Mountain bike advocates in Whistler are dumbfounded after receiving a draft of the updated Garibaldi Park Management Plan on Thursday, Nov. 15. The draft plan would continue to ban mountain biking in the section of the park that includes the Singing Pass and Musical Bumps trails, despite the almost 85 per cent of survey respondents in favour of full or limited access to the area.
It wasn't the only decision made by BC Parks that went against public opinion. Only 32 per cent of those surveyed supported heli-skiing in the park, but the draft plan would continue to grant permits for that use after the current permit expires in 2016.
The clear winner in the draft was the proposed Spearhead Hut plan, which would see three new all-season backcountry huts placed along a new trail that would be built around the Spearhead Traverse — including a new backcountry hut at Russet Lake. Survey respondents were 93 per cent in favour of the hut system.
The public will have an opportunity to comment on the draft at open houses in Whistler and Vancouver. The Whistler open house is on Dec. 6 at the Whistler Conference Centre, from 4 p.m. to 7 p.m.
The Whistler Off-Road Cycling Association (WORCA) is working on its own proposal for mountain biking in the park, and shared its draft with Pique this week. WORCA feels BC Parks used old information to justify the exclusion of bikes, and wants to bring the province up to date on the sport and trail building standards.
WORCA's proposal requests partial access to the park on specific routes. For example, it agreed that sending bikes down Singing Pass Trail was too dangerous for hikers, and proposed that the route be uphill only. To get down, WORCA would build a mountain bike-specific descent from Singing Pass that would connect to Cheakamus Lake.
The WORCA plans would require working with tenure holder Whistler Blackcomb to develop the trail in exchange for offering it to the mountain's own customers as a lift-accessible option.
WORCA spokesperson Louise MacDougall said that WORCA's plan would directly address some of the objections that the province had opening the trails to mountain bikers.

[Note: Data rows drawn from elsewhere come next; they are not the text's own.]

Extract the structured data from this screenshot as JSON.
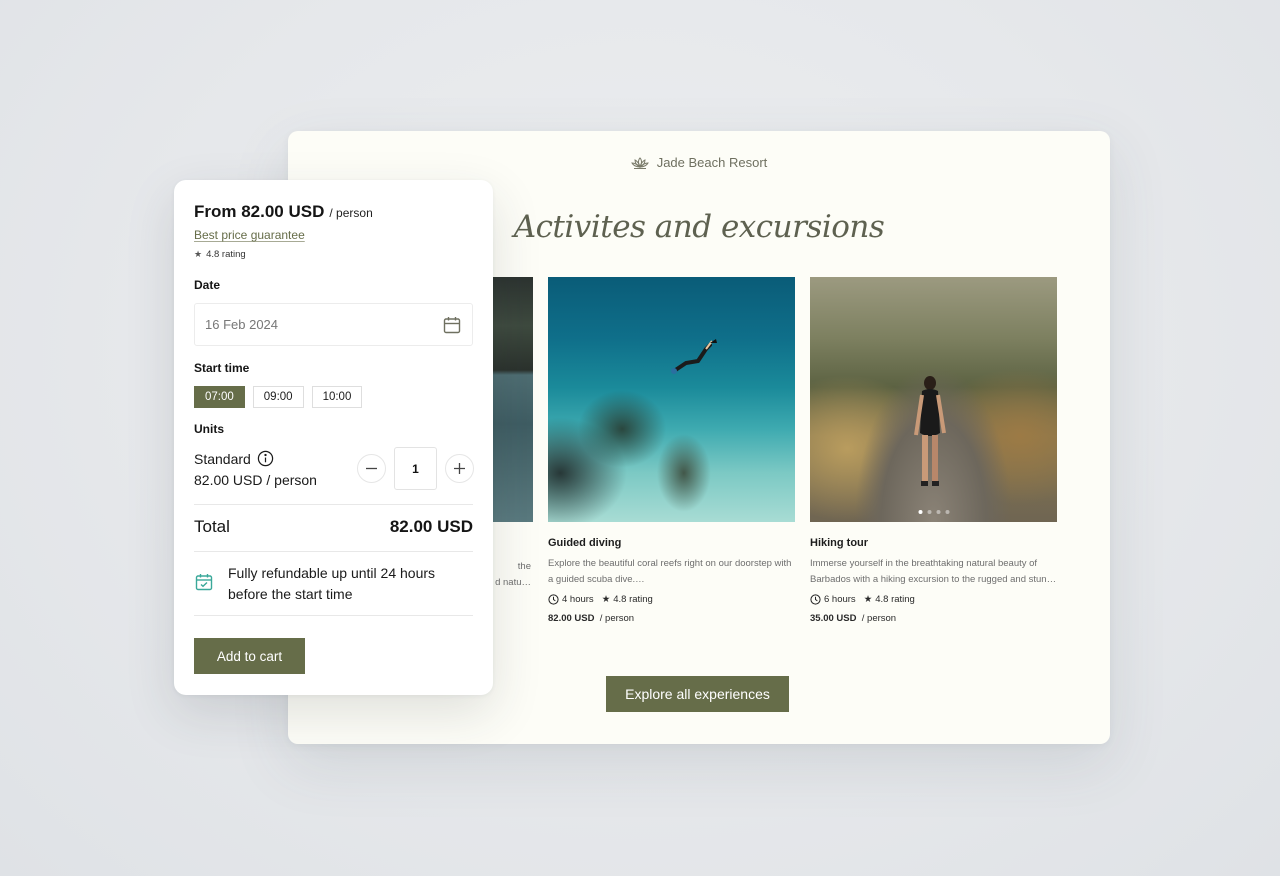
{
  "site": {
    "brand_name": "Jade Beach Resort",
    "brand_icon": "lotus-icon",
    "headline": "Activites and excursions",
    "cards": [
      {
        "title": "",
        "desc_visible_fragment_1": "the",
        "desc_visible_fragment_2": "d natu…",
        "image": "lake-photo"
      },
      {
        "title": "Guided diving",
        "description": "Explore the beautiful coral reefs right on our doorstep with a guided scuba dive.…",
        "duration": "4 hours",
        "rating": "4.8 rating",
        "price": "82.00 USD",
        "price_unit": "/ person",
        "image": "diving-photo"
      },
      {
        "title": "Hiking tour",
        "description": "Immerse yourself in the breathtaking natural beauty of Barbados with a hiking excursion to the rugged and stun…",
        "duration": "6 hours",
        "rating": "4.8 rating",
        "price": "35.00 USD",
        "price_unit": "/ person",
        "image": "hiking-photo",
        "carousel_total": 4,
        "carousel_active": 1
      }
    ],
    "explore_button": "Explore all experiences"
  },
  "booking": {
    "from_price": "From 82.00 USD",
    "from_unit": "/ person",
    "guarantee_link": "Best price guarantee",
    "rating": "4.8 rating",
    "date_label": "Date",
    "date_value": "16 Feb 2024",
    "start_time_label": "Start time",
    "times": [
      {
        "label": "07:00",
        "selected": true
      },
      {
        "label": "09:00",
        "selected": false
      },
      {
        "label": "10:00",
        "selected": false
      }
    ],
    "units_label": "Units",
    "unit_name": "Standard",
    "unit_price": "82.00 USD / person",
    "quantity": "1",
    "total_label": "Total",
    "total_value": "82.00 USD",
    "refund_text": "Fully refundable up until 24 hours before the start time",
    "add_to_cart": "Add to cart"
  },
  "colors": {
    "accent": "#666d49",
    "page_bg": "#fdfdf7",
    "refund_icon": "#3aa89a"
  }
}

"We want to come to them with a really detailed proposal of how we see (alpine mountain biking) working rather than just asking them to ease the ban," she said. "I don't think there's a lot of understanding of the changes that there have been in the sport. For example, trails are being built more efficiently and have less erosion because the standards have improved so much over the years. We feel we need to put that forward and explain it, and have some detailed descriptions of where we see trails working.

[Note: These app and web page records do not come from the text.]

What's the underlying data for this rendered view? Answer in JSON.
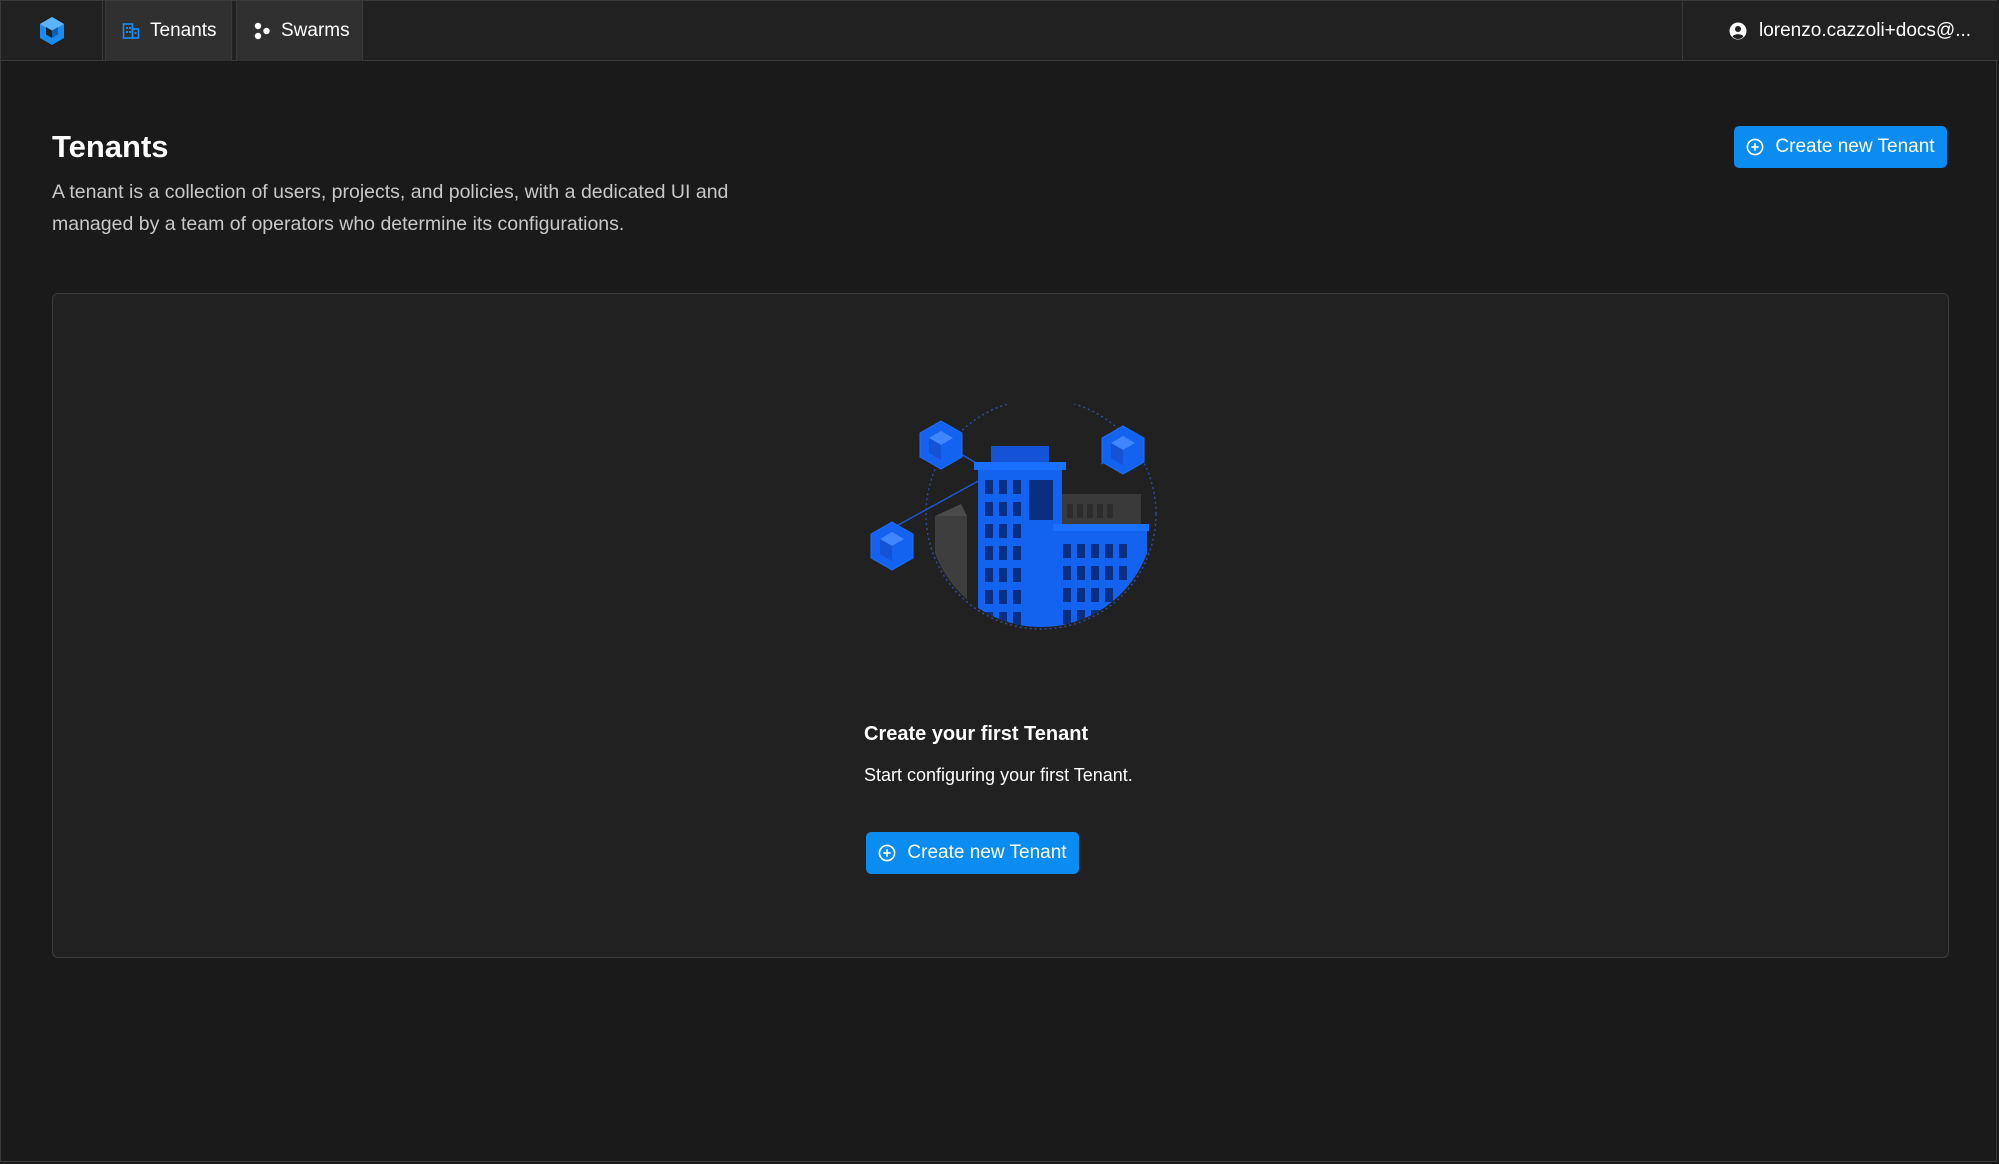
{
  "topbar": {
    "logo_icon": "cube-logo-icon",
    "tabs": [
      {
        "label": "Tenants",
        "icon": "building-icon"
      },
      {
        "label": "Swarms",
        "icon": "swarm-nodes-icon"
      }
    ],
    "user": {
      "label": "lorenzo.cazzoli+docs@...",
      "icon": "user-circle-icon"
    }
  },
  "header": {
    "title": "Tenants",
    "description": "A tenant is a collection of users, projects, and policies, with a dedicated UI and managed by a team of operators who determine its configurations.",
    "create_button": "Create new Tenant"
  },
  "empty_state": {
    "illustration": "tenant-building-illustration",
    "title": "Create your first Tenant",
    "subtitle": "Start configuring your first Tenant.",
    "create_button": "Create new Tenant"
  },
  "colors": {
    "accent": "#0a8cf0",
    "illustration_blue": "#1463f0",
    "background": "#1a1a1a",
    "surface": "#212121"
  }
}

"We're really hopeful they'll listen because the survey was really positive for mountain biking."
As well, the BC Parks draft doesn't take into account the growing popularity of mountain biking when compared to hiking, says MacDougall, or the fact that groups like WORCA can bring huge resources to build and maintain trails.
WORCA will be presenting its proposal to members before the Dec. 6 public meeting. Additonally, WORCA is changing its mandate to include trail building as well as trail maintenance, recognizing the need to develop new trails including the alpine.
WORCA was formed in 1989 in response to the last Garibaldi Park Management Plan, which banned mountain biking in the Singing Pass area while allowing it in the Cheakamus Lake and Elfin Lakes areas. Reopening the park to bikes has been a core mandate of the association, which broke 1,800 members in 2012.
Close to 1,000 people responded to the BC Parks survey. They also received 25 written submissions from stakeholder groups.
Of those respondents, roughly half were in support of mountain biking in the park, while another 35 per cent were supportive "provided there were some conditions placed on how this activity is managed." Of the 15 per cent who were opposed, concerns include user conflicts, damage to trails and alpine ecosystems and the cost of trail maintenance. First Nations stakeholders questioned the compatibility and acceptability of this activity within the park, and damage to the ecology.
In its own analysis, BC Parks indicated it was "concerned that opening this area up to mountain biking would detract from a high-quality hiking experience. Furthermore, to minimize unauthorized off-trail use and conflicts between users, well-defined, dedicated bike trails and associated infrastructure would be required, which are costly to implement and maintain, and result in cumulate impacts to the alpine ecosystem and wildlife."
On the issue of heli-skiing and the lack of support from the survey, BC Parks said the "ongoing operation of Whistler Heli-Skiing is important to Whistler's economy and contributes to the diversity of the recreational opportunities offered in the park. Furthermore, the presence of the heli-ski operator in the park provides an important measure of public safety." However, the draft management plan would not expand current heli-ski tenures further into the park or consider any new areas, and would create a process where BC Parks work with Whistler Heli-Skiing to place restrictions on usage to minimize user conflicts, and impacts on mountain goats and other wildlife. The complete report is online at www.env.gov.bc.ca/bcparks/planning/mgmtplns/garibaldi/garibaldi_mp.html.